Here, Helena admits that she loves many of Demetrius's "base and vile" qualities. It seems that love has the capacity to blind us (figuratively speaking) to the truth. This idea comes up again when Titania literally falls in love with Bottom – a "base and vile" creature.
| Quote #5
Oberon tells us that, when the magic love "juice" is sprinkled into someone's eyes, it causes the person to fall instantly in love with the first creature he or she sees. Shakespeare seems to have borrowed this concept from Book 14 of Ovid's Metamorphoses, where Circe uses a magic potion to transform men into beasts.
| Quote #6
After Puck has "translated" Bottom's head into that of an ass, Bottom becomes the butt of Shakespeare's biggest joke about transformation. Clueless that he's been transformed, Bottom declares that his friends have run away from him in fear because they're trying to "make an ass" out of him (3.1.16). Shakespeare probably got the idea from Apuleius's Golden Ass, a hilarious and ancient story about a guy who's turned into a donkey.
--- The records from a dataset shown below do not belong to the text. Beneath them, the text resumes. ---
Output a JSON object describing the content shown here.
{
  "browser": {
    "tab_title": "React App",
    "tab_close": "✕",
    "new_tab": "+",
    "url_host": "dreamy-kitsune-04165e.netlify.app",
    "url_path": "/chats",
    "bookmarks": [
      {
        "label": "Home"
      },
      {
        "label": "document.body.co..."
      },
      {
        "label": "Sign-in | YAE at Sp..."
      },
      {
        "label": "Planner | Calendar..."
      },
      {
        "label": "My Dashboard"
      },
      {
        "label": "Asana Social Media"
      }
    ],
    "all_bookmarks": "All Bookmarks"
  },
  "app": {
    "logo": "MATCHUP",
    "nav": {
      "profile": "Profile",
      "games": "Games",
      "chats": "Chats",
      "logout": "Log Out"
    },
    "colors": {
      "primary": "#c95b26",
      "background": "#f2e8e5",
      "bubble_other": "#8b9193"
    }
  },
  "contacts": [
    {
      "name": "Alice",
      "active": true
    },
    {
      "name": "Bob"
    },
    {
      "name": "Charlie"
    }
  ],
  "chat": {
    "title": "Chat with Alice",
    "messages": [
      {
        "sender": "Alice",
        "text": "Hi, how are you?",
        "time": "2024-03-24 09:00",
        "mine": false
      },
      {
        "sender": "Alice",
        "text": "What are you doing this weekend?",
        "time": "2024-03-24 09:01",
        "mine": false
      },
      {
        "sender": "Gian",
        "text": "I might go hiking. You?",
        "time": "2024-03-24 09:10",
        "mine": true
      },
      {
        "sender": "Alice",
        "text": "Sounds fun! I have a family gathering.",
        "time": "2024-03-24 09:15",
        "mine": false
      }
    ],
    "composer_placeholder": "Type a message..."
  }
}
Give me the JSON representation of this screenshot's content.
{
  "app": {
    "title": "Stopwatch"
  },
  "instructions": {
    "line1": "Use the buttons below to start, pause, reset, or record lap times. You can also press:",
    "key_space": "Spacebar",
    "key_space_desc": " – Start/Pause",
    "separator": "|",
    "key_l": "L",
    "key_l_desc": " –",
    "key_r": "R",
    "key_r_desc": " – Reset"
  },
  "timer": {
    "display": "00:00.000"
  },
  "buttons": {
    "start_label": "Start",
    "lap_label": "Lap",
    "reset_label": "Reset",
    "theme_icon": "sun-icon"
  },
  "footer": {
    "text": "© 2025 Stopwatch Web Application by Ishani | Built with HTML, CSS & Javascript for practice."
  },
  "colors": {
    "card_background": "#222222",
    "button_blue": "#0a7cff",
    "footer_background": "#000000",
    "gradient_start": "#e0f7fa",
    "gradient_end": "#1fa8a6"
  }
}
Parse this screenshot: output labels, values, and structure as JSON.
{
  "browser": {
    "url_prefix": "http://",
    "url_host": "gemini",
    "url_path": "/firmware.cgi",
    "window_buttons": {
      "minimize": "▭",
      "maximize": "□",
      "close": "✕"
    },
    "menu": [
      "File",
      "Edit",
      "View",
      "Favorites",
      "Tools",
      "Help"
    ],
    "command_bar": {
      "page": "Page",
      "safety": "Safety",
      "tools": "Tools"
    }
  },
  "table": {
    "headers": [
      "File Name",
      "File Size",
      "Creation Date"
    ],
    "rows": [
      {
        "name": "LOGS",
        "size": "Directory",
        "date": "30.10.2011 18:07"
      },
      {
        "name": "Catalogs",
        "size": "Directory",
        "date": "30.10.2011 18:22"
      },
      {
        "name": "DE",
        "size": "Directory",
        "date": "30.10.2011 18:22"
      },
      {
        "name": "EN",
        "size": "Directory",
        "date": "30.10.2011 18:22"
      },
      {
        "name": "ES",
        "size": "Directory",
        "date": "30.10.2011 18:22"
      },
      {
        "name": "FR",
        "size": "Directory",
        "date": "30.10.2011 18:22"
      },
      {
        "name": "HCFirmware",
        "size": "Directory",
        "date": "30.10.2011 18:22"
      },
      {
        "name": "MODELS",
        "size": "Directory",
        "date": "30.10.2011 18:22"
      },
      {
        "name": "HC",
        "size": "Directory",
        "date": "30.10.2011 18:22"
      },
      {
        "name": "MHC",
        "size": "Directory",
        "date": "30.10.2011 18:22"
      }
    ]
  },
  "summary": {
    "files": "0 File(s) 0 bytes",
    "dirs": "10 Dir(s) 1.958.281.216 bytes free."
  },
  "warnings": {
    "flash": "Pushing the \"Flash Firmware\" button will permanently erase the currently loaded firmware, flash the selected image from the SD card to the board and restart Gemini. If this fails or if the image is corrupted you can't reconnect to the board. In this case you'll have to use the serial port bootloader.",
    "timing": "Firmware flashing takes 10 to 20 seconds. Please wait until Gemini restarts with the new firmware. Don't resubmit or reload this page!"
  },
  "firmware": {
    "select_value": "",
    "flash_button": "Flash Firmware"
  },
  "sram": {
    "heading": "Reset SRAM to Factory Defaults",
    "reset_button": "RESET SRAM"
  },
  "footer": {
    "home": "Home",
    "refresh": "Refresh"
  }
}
Bottom's conversion is also key to the play's theme of transformation, a concept Shakespeare borrowed from Ovid's Metamorphoses.